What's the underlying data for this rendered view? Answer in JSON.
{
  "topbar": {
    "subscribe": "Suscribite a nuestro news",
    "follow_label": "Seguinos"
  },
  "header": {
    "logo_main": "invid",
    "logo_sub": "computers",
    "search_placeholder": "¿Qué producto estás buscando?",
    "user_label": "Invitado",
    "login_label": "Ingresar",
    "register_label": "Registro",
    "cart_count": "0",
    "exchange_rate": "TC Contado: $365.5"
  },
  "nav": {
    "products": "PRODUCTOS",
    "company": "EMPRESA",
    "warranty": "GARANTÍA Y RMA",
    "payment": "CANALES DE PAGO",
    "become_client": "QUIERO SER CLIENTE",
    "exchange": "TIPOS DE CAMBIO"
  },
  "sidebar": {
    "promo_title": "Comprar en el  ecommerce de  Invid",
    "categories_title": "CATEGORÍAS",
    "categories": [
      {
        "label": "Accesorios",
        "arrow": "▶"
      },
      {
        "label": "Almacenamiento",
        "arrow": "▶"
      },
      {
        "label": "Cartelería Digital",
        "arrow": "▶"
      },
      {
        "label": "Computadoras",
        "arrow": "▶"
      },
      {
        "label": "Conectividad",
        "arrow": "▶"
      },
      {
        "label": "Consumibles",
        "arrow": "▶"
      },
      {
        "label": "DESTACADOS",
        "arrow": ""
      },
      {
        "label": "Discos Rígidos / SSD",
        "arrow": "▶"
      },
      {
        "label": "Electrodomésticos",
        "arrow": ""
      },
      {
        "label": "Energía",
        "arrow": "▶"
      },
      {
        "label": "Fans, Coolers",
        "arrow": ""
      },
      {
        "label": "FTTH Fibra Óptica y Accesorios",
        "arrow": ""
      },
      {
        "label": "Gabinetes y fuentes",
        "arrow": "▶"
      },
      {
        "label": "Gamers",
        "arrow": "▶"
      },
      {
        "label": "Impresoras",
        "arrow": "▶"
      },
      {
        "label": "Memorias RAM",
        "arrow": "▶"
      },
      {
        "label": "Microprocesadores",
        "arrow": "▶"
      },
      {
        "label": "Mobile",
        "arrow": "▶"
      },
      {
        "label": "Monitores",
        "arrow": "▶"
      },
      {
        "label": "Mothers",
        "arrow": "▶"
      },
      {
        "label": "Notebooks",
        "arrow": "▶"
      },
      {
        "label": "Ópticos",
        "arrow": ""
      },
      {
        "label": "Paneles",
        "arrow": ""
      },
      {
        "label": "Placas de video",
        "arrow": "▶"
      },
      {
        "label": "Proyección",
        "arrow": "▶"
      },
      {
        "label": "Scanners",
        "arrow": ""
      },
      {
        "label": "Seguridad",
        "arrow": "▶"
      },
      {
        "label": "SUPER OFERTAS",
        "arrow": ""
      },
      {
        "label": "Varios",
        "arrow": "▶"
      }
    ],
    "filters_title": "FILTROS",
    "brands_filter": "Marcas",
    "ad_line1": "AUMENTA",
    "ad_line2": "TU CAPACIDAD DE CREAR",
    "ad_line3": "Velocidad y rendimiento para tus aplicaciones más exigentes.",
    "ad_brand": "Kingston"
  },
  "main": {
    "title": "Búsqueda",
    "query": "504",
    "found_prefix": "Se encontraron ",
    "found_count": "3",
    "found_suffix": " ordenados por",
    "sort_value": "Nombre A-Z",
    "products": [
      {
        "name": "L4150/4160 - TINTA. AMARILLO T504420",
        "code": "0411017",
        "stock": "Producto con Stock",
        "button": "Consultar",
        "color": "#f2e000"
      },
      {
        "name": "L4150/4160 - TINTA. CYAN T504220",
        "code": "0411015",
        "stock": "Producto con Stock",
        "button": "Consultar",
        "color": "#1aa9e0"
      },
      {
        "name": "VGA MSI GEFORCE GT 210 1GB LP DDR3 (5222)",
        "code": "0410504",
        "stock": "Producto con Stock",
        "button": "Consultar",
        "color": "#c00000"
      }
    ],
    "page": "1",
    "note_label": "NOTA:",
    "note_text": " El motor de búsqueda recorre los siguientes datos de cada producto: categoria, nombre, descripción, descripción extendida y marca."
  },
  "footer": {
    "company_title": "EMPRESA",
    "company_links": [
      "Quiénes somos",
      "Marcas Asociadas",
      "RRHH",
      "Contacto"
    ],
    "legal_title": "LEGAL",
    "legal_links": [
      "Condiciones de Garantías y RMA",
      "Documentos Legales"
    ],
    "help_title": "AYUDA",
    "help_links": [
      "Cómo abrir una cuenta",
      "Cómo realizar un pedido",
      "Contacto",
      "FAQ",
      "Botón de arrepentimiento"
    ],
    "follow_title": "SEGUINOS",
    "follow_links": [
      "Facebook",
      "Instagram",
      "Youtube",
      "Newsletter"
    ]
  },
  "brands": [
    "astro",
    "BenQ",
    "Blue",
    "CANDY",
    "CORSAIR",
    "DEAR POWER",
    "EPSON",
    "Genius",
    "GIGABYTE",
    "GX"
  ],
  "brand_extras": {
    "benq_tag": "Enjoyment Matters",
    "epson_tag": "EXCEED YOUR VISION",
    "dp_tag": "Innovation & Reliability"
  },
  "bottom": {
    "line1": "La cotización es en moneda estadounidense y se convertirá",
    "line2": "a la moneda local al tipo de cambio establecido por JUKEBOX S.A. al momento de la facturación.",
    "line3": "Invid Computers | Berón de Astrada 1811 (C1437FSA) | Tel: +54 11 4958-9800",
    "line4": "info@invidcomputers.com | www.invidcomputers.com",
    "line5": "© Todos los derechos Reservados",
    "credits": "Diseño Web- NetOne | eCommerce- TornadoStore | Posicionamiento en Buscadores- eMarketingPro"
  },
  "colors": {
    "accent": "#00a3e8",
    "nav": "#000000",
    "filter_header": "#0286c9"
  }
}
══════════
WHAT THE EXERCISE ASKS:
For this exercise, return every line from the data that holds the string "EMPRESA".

YOUR SOLUTION:
    "company": "EMPRESA",
    "company_title": "EMPRESA",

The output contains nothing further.